When I ask students to read their essays aloud for the first time, and to listen for mistakes, they often feel foolish and skip this step. Then I ask them to read the essay aloud to me, and whoa! Mistake after mistake becomes apparent.
When we read with our eyes, we read what we want to be there, not noticing some mistakes which are obvious when we read aloud. I haven’t taught a student yet who hasn’t found mistakes when reading his essay aloud. I instruct the student to read only the words that are there. When they do, they stop when something sounds funny. Usually it’s a grammar mistake.
But there are all kinds of errors that a student can find when reading his work aloud.
- Is something missing—a word, a word ending, a sentence? Is a whole idea missing? If so, add the missing parts now.
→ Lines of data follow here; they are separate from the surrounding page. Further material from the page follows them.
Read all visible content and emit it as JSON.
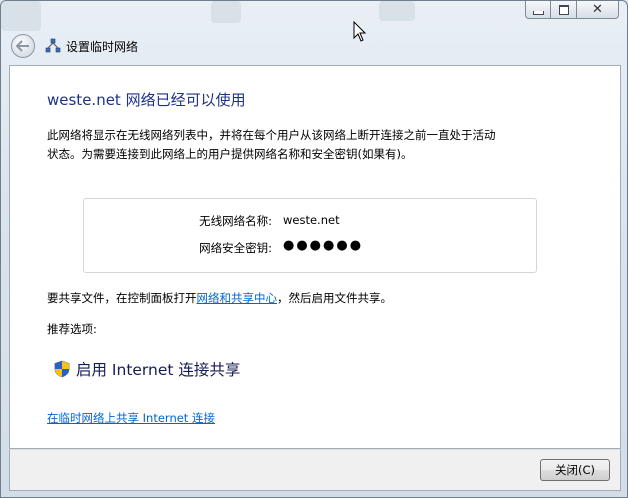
{
  "window": {
    "title": "设置临时网络",
    "controls": {
      "minimize": "minimize-icon",
      "maximize": "maximize-icon",
      "close": "close-icon"
    }
  },
  "content": {
    "heading": "weste.net 网络已经可以使用",
    "description_line1": "此网络将显示在无线网络列表中，并将在每个用户从该网络上断开连接之前一直处于活动",
    "description_line2": "状态。为需要连接到此网络上的用户提供网络名称和安全密钥(如果有)。",
    "info": {
      "name_label": "无线网络名称:",
      "name_value": "weste.net",
      "key_label": "网络安全密钥:",
      "key_value": "●●●●●●"
    },
    "share": {
      "prefix": "要共享文件，在控制面板打开",
      "link": "网络和共享中心",
      "suffix": "，然后启用文件共享。"
    },
    "recommended_label": "推荐选项:",
    "option_label": "启用 Internet 连接共享",
    "bottom_link": "在临时网络上共享 Internet 连接"
  },
  "footer": {
    "close_button": "关闭(C)"
  },
  "colors": {
    "heading": "#1e3287",
    "link": "#0066cc",
    "option": "#151c55"
  }
}
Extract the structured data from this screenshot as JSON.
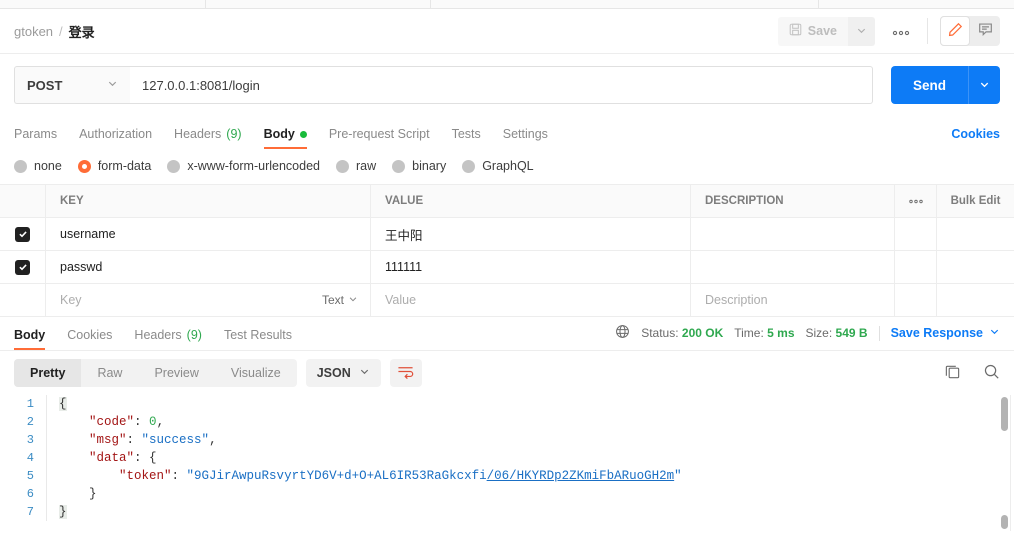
{
  "breadcrumb": {
    "collection": "gtoken",
    "separator": "/",
    "request": "登录"
  },
  "toolbar": {
    "save_label": "Save",
    "save_caret_icon": "chevron-down-icon",
    "save_icon": "floppy-disk-icon",
    "more_label": "ooo",
    "edit_icon": "pencil-icon",
    "comment_icon": "comment-icon"
  },
  "request": {
    "method": "POST",
    "method_caret_icon": "chevron-down-icon",
    "url": "127.0.0.1:8081/login",
    "send_label": "Send",
    "send_caret_icon": "chevron-down-icon"
  },
  "request_tabs": [
    {
      "label": "Params",
      "active": false
    },
    {
      "label": "Authorization",
      "active": false
    },
    {
      "label": "Headers",
      "count": "(9)",
      "active": false
    },
    {
      "label": "Body",
      "active": true,
      "dot": true
    },
    {
      "label": "Pre-request Script",
      "active": false
    },
    {
      "label": "Tests",
      "active": false
    },
    {
      "label": "Settings",
      "active": false
    }
  ],
  "cookies_link": "Cookies",
  "body_types": [
    {
      "label": "none",
      "selected": false
    },
    {
      "label": "form-data",
      "selected": true
    },
    {
      "label": "x-www-form-urlencoded",
      "selected": false
    },
    {
      "label": "raw",
      "selected": false
    },
    {
      "label": "binary",
      "selected": false
    },
    {
      "label": "GraphQL",
      "selected": false
    }
  ],
  "params_table": {
    "headers": {
      "key": "KEY",
      "value": "VALUE",
      "description": "DESCRIPTION",
      "more": "ooo",
      "bulk_edit": "Bulk Edit"
    },
    "rows": [
      {
        "checked": true,
        "key": "username",
        "value": "王中阳",
        "description": ""
      },
      {
        "checked": true,
        "key": "passwd",
        "value": "111111",
        "description": ""
      }
    ],
    "new_row": {
      "key_placeholder": "Key",
      "type_label": "Text",
      "type_caret_icon": "chevron-down-icon",
      "value_placeholder": "Value",
      "description_placeholder": "Description"
    }
  },
  "response_tabs": [
    {
      "label": "Body",
      "active": true
    },
    {
      "label": "Cookies",
      "active": false
    },
    {
      "label": "Headers",
      "count": "(9)",
      "active": false
    },
    {
      "label": "Test Results",
      "active": false
    }
  ],
  "response_status": {
    "globe_icon": "globe-icon",
    "status_label": "Status:",
    "status_value": "200 OK",
    "time_label": "Time:",
    "time_value": "5 ms",
    "size_label": "Size:",
    "size_value": "549 B",
    "save_response_label": "Save Response",
    "save_response_caret_icon": "chevron-down-icon"
  },
  "format_bar": {
    "segments": [
      {
        "label": "Pretty",
        "active": true
      },
      {
        "label": "Raw",
        "active": false
      },
      {
        "label": "Preview",
        "active": false
      },
      {
        "label": "Visualize",
        "active": false
      }
    ],
    "language": "JSON",
    "language_caret_icon": "chevron-down-icon",
    "wrap_icon": "wrap-lines-icon",
    "copy_icon": "copy-icon",
    "search_icon": "search-icon"
  },
  "response_body": {
    "lines": [
      {
        "num": "1",
        "text": "{"
      },
      {
        "num": "2",
        "text": "    \"code\": 0,"
      },
      {
        "num": "3",
        "text": "    \"msg\": \"success\","
      },
      {
        "num": "4",
        "text": "    \"data\": {"
      },
      {
        "num": "5",
        "text": "        \"token\": \"9GJirAwpuRsvyrtYD6V+d+O+AL6IR53RaGkcxfi/06/HKYRDp2ZKmiFbARuoGH2m\""
      },
      {
        "num": "6",
        "text": "    }"
      },
      {
        "num": "7",
        "text": "}"
      }
    ],
    "token_prefix": "\"9GJirAwpuRsvyrtYD6V+d+O+AL6IR53RaGkcxfi",
    "token_link": "/06/HKYRDp2ZKmiFbARuoGH2m",
    "token_suffix": "\"",
    "key_code": "\"code\"",
    "val_code": "0",
    "key_msg": "\"msg\"",
    "val_msg": "\"success\"",
    "key_data": "\"data\"",
    "key_token": "\"token\""
  },
  "colors": {
    "accent": "#ff6c37",
    "blue": "#0d7bf6",
    "green": "#2fa84f",
    "string": "#1a6fc4",
    "key": "#a31515"
  }
}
- Is a word or an idea duplicated needlessly? Sometimes a student will write the word “the” at the end of a line and then write the word “the” at the beginning of the next line. Cross one of the words out. Or a student repeats phrases from one sentence to the next, such as, “ Let me tell you about my brother. My brother. . .” Those two sentences can be easily combined to eliminate the duplication.
- Are ideas out of order? Whole paragraphs can be numbered to rearrange them. Sentences can be circled and marked with arrows to move somewhere else. Words can be transposed.
- Is a sentence unclear, or even if it is clear, could it be said with fewer words?
- Are ideas incomplete? Complete them in the margins or on the back of the paper.
- Every subtopic sentence should support the main idea of the essay. This is the time to check to see that it does. If a subtopic sentence is off-topic, does it belong in this essay? Students are dismayed to X out a whole paragraph, but sometimes that is necessary to stick to the one main idea.
- Are certain words overused? Such words might be “then,” “just,” “so,” “really,” “like” and “because.” If they are overused, eliminate most of them.
In our next blog we will look at revising verbs, the most important words in writing.